2002 Denver Annual Meeting (October 27-30, 2002)

Paper No. 2
Presentation Time: 8:00 AM-12:00 PM


STEMPEL, Michelle M., Laboratory for Atmospheric and Space Physics, Univ of Colorado, Campus Box 392, Boulder, CO 80309-0392 and PAPPALARDO, Robert, Astrophysical and Planetary Sciences Department, Univ of Colorado, Campus Box 392, Boulder, CO 80309-0392, stempel@colorado.edu

Nonsynchronous rotation stress patterns have swept across the surface of Europa, with principal stresses represented as orthogonal directions of least and greatest compression. Many researchers have assumed that lineaments have formed as tension cracks. This assumption breaks down in two antipodal football-shaped zones in the equatorial zone of Europa, in which both principal stresses are compressional. Lineaments in the equatorial compressional zones (ECZs) may form as conjugate pairs of strike-slip faults, with predicted orientations of ~30° from the greatest compressional stress direction. Predicted differential stress magnitudes in the ECZs are sufficient to cause failure in shear if lithospheric strength is frictionally controlled. Based on the hypothesis of conjugate shear failure, we have evaluated the stratigraphy of lineaments near Europa's leading point (lat 0-30°, lon ~80°), a region predicted to be just emerging from an ECZ. We have mapped >50 lineaments in the Galileo E15REGMAP02 observation at ~235 m/pixel. Lineaments have been grouped into inferred stratigraphic intervals based on the number of overcuttings versus undercuttings of other mapped lineaments. Lineaments formed as conjugate shears are expected to be oriented at a range of angles, with two orientations dominant in each stratigraphic level, exceptions being N-S and E-W orientations. Lineament orientations do fit the predicted pattern of conjugate shears. The predicted dominant E-W orientation of lineaments if due to either diurnal stress patterns or equatorial tensile zone stresses is completely lacking in the mapped area. This places an upper limit of ~90° of nonsynchronous rotation for the icy shell, and supports the hypothesis of conjugate shear failure.
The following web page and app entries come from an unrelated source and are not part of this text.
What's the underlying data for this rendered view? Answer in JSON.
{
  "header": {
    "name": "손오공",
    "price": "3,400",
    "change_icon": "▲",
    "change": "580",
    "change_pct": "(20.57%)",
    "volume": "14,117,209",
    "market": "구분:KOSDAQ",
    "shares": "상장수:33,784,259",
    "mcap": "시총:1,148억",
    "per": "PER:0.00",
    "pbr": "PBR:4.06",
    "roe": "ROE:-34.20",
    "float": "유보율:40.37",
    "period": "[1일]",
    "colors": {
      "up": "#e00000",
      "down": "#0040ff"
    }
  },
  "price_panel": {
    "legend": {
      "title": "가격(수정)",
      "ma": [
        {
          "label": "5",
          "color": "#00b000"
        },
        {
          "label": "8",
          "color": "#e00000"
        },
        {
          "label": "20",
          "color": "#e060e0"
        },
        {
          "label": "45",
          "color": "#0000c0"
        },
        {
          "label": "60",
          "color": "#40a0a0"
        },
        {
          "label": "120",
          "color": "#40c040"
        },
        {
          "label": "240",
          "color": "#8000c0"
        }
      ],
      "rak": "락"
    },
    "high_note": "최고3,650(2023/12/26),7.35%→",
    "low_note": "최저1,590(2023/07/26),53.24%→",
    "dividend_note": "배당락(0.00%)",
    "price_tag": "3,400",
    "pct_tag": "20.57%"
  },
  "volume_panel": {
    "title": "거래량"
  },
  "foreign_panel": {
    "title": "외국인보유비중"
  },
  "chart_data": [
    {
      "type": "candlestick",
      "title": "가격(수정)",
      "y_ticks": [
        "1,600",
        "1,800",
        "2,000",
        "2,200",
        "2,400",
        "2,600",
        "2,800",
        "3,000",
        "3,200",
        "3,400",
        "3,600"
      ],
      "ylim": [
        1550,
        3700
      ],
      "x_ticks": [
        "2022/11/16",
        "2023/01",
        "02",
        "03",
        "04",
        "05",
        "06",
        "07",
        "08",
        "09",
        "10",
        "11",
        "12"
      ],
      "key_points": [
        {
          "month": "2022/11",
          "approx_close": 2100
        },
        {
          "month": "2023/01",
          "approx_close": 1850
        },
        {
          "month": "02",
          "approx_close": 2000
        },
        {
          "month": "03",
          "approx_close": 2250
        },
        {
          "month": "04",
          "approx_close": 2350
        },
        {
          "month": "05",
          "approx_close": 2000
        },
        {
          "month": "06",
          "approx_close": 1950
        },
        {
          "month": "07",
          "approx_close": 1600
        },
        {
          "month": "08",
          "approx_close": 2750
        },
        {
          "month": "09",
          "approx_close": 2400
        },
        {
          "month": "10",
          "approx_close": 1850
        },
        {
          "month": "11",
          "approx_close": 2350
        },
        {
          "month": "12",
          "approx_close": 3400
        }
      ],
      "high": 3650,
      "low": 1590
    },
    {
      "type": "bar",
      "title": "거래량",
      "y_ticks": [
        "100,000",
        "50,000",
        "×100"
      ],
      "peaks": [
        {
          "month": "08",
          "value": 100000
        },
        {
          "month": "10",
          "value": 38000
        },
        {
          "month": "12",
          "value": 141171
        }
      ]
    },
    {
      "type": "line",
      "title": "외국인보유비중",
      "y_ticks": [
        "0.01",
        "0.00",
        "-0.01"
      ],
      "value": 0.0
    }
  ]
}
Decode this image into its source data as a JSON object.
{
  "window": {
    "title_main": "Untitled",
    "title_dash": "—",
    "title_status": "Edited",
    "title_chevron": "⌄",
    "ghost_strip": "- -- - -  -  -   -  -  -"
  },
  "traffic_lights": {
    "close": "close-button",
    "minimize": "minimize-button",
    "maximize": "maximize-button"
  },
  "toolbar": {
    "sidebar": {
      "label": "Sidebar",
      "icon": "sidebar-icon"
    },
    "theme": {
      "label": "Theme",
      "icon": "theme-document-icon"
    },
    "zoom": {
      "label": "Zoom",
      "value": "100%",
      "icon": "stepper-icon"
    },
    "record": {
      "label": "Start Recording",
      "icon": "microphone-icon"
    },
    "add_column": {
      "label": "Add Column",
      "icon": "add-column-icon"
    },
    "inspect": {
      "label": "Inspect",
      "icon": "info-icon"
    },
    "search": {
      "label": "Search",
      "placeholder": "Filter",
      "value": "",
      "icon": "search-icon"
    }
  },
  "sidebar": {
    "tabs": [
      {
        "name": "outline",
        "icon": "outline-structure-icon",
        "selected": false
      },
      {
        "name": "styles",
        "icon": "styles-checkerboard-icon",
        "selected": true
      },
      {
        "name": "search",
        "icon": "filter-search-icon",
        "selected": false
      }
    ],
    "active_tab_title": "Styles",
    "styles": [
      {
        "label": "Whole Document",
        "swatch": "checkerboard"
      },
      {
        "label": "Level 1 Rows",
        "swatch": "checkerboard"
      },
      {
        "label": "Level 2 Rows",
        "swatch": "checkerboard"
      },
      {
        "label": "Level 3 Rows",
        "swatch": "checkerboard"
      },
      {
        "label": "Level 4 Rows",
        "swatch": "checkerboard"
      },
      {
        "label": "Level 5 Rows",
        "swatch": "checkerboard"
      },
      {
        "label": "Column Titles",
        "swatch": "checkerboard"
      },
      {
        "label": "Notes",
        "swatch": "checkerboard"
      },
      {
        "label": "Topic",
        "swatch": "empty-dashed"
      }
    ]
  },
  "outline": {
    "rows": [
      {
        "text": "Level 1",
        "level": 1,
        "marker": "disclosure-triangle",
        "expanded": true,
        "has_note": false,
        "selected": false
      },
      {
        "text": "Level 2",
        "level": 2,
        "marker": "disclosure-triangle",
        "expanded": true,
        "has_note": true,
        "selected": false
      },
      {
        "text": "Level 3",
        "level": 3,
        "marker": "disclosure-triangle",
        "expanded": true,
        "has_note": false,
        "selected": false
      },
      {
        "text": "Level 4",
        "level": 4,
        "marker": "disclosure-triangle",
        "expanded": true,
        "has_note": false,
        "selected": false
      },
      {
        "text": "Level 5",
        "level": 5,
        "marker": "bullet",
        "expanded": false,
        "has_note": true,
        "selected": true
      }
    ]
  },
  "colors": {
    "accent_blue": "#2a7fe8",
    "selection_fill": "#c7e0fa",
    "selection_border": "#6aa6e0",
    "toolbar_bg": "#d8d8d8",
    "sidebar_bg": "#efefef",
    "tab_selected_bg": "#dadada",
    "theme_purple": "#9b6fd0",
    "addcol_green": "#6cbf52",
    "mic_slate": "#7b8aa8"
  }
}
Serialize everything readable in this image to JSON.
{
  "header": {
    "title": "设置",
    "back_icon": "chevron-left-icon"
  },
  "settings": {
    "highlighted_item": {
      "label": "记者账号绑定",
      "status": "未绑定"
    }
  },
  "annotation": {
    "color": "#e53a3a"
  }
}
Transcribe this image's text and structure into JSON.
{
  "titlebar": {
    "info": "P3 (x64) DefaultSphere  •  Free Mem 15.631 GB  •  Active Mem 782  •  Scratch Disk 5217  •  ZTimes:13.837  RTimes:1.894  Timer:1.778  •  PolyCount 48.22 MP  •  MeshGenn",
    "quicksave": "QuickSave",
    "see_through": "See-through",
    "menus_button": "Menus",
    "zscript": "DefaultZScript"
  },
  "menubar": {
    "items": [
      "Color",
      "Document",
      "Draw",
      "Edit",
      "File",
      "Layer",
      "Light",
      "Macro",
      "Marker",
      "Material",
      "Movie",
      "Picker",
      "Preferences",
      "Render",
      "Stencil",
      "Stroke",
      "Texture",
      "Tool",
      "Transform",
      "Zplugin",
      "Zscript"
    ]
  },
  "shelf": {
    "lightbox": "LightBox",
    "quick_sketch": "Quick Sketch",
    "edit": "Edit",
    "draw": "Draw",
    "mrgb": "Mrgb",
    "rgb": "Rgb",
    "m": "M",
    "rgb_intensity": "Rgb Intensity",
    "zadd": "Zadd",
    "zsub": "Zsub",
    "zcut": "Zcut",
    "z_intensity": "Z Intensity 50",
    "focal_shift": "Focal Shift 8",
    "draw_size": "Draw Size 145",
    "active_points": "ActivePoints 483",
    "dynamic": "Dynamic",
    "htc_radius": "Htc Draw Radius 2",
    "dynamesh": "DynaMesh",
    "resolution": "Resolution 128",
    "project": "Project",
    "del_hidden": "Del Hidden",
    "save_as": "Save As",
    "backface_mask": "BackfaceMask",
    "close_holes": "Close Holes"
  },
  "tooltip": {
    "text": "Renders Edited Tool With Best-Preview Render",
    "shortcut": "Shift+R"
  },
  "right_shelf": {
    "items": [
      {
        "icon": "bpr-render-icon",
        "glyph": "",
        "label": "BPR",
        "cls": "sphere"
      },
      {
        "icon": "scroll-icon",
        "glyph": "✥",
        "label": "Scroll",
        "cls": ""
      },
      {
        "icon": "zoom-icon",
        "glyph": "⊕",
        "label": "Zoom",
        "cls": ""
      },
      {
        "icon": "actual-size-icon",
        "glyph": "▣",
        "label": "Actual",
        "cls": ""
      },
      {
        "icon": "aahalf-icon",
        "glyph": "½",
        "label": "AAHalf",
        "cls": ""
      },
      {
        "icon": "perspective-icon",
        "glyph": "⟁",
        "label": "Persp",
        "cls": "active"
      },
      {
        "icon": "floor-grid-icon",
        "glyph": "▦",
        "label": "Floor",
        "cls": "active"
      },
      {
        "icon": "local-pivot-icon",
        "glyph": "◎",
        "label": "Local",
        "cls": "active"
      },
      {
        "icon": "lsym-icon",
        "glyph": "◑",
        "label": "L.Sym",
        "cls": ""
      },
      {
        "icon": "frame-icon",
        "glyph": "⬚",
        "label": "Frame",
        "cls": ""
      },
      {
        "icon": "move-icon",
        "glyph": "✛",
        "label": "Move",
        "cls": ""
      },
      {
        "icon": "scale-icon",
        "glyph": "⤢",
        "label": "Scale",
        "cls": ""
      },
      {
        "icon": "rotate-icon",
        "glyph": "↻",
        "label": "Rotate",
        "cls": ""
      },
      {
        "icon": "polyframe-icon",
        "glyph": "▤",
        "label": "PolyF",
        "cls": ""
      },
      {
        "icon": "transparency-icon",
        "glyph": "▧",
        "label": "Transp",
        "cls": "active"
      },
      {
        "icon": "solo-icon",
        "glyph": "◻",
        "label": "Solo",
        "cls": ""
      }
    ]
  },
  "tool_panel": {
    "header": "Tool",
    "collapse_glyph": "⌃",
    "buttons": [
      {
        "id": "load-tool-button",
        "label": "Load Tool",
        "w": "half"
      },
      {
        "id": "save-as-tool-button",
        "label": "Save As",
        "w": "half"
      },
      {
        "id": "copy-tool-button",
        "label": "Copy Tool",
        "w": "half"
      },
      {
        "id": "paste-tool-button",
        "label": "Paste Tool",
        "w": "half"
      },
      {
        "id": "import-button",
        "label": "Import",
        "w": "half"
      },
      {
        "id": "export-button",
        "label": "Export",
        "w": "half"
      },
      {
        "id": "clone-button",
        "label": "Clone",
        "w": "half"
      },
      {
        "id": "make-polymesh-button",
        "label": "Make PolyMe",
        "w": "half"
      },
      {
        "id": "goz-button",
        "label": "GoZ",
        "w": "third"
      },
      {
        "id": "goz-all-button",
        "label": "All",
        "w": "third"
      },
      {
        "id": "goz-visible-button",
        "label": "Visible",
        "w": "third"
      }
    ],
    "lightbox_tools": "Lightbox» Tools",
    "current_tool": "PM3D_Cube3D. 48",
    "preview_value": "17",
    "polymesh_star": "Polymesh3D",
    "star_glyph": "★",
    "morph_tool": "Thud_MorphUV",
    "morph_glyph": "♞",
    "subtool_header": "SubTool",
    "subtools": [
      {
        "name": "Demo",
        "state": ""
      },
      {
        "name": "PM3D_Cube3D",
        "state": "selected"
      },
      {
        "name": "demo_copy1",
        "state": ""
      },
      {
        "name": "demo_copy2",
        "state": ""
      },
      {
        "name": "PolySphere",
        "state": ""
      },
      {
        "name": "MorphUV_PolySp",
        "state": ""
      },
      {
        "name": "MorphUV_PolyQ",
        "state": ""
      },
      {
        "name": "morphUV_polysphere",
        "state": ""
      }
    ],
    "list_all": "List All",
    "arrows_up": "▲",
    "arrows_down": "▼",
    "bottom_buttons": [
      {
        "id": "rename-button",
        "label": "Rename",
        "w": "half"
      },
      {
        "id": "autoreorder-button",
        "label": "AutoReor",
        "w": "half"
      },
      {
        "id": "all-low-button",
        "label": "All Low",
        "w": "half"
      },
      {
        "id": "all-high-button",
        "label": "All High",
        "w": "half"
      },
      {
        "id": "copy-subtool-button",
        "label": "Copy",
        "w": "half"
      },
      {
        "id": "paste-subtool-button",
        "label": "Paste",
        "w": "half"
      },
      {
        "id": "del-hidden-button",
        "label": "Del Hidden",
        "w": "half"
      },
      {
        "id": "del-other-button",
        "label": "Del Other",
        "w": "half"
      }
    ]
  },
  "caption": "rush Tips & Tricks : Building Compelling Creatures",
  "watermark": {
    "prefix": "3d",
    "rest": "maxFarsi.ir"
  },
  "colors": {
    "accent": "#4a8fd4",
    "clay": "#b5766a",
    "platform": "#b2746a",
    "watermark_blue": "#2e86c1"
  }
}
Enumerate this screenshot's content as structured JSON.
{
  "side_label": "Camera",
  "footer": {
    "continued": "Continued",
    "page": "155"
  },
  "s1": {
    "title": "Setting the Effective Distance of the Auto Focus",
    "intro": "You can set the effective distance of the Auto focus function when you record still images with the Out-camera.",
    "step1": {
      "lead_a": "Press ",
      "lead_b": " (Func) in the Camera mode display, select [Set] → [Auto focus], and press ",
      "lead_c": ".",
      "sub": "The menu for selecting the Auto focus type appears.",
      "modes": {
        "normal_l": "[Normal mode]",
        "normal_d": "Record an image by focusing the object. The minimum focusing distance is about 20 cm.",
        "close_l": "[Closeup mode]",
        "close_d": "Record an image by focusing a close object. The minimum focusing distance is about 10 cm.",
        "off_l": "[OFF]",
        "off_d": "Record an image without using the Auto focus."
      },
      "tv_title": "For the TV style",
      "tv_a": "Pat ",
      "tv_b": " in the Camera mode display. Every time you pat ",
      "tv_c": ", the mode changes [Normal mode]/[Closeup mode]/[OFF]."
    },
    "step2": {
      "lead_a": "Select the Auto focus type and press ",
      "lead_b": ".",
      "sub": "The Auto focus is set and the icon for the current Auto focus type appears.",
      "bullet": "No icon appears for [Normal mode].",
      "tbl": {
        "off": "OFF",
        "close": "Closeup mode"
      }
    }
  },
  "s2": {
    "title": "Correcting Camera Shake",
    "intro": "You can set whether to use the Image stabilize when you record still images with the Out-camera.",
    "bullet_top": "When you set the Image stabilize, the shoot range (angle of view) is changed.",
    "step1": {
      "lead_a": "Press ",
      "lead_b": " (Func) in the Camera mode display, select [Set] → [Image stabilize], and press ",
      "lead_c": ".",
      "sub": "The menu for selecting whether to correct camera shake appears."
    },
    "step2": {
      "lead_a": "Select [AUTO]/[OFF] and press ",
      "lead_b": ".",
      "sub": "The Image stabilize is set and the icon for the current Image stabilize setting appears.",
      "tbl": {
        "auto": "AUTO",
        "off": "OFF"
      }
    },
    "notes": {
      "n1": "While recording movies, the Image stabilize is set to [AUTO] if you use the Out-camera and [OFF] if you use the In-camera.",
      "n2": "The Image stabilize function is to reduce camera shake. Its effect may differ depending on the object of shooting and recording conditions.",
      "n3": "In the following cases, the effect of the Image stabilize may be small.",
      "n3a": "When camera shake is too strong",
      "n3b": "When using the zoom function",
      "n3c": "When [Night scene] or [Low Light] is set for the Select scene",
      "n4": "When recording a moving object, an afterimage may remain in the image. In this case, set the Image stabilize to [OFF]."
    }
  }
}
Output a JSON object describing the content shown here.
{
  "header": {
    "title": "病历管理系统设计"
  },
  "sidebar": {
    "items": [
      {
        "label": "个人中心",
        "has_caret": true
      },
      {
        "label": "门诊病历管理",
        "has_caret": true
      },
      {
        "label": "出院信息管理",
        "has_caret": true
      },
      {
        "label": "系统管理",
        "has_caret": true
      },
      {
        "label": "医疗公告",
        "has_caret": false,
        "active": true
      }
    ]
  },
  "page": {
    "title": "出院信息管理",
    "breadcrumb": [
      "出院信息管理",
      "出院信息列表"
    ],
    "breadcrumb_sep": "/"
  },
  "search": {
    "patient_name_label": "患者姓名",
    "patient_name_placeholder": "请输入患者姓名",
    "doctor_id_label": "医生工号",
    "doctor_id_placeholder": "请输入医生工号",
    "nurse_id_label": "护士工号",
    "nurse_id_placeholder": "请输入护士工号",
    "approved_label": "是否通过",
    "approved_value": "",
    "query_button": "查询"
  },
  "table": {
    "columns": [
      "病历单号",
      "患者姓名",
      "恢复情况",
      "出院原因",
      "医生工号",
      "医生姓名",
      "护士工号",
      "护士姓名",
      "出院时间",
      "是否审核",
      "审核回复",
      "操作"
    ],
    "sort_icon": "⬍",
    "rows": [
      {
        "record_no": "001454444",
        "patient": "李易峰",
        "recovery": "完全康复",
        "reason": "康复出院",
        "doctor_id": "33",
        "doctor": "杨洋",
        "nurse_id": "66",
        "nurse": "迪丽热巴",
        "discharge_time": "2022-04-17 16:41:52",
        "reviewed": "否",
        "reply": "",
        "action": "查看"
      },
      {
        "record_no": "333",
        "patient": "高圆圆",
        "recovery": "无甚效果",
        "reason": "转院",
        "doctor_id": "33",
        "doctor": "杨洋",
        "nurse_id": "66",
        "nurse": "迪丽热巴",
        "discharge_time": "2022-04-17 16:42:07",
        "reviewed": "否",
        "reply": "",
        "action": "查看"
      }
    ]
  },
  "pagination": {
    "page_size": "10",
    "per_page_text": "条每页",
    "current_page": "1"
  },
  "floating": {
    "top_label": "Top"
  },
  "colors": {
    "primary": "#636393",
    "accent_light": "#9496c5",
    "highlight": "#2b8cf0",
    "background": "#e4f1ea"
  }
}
We continue to test the hypothesis of conjugate shear failure with modeling of surface stresses and areas in which failure of the icy shell can occur, and eventually through generation of a precise stratigraphy for regions of Europa in order to compare with modeling predictions.